The lighthouse may open for a limited climbing season later in the summer or early fall, once the contractors have demobilized and have transformed the current construction site to the old familiar landmark. Right now, large squares of scaffolding have been erected on virtually every level of the lighthouse, and all of this equipment needs to be removed in order to make the lighthouse a safe place to visit. “If it’s possible [to open the lighthouse to the public], we will make it happen,” said Hallac.
In the meantime, the public can rest assured that when the lighthouse does reopen, it will be at its historically-accurate best, with newfound chapters of the lighthouse’s history.
“The interior is an anthology of how [all of these issues] have been addressed in the past,” said Frailey. “So it’s a discovery of the lighthouse’s story.”
Can they leave the bricks exposed or paint an clear finish on them? They look great in their natural color…..

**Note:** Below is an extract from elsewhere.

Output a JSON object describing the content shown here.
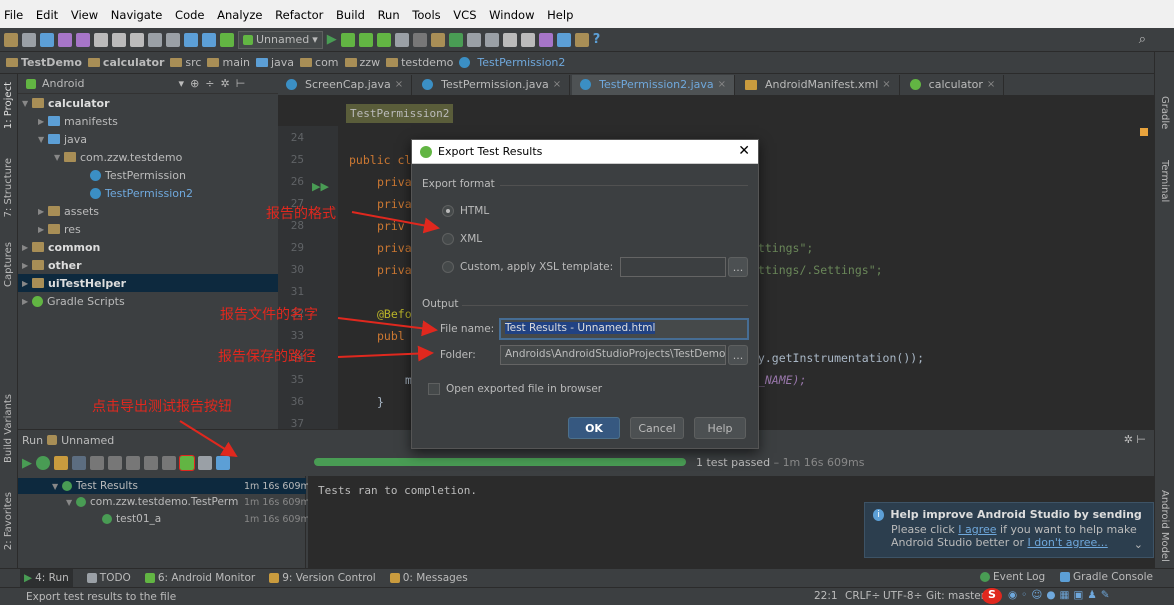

david r strickland — I agree that the bricks look very nice in their natural color and state, but the project is very specific to try to “restore” the lighthouse to what it looked like in its early years (specifically ~1873-~1913). Since the first days of its completion the interior had been painted white–I would have to go back and locate the period documents from the time, which I do have, but it was something like a “lime-wash” or a “cement-wash” coating. Therefore the historians and preservationists are looking to mimic that, but with a breathable modern alternative that will allow moisture to move back and forth through the brick.
Although I was born and raised in North Carolina, starting with Pasquotank County, I had climbed the Cape Hatteras Lighthouse many times as a child – in 1999 I wanted to be there after they moved it – and I was in 1999 and I did climb all those steps then – my husband and grand-daughter stayed below – because SHE was scared to climb – so I waved to them from way up there!!!! So thankful I got to do that then ’cause now I would only be able to stand and stare at it!!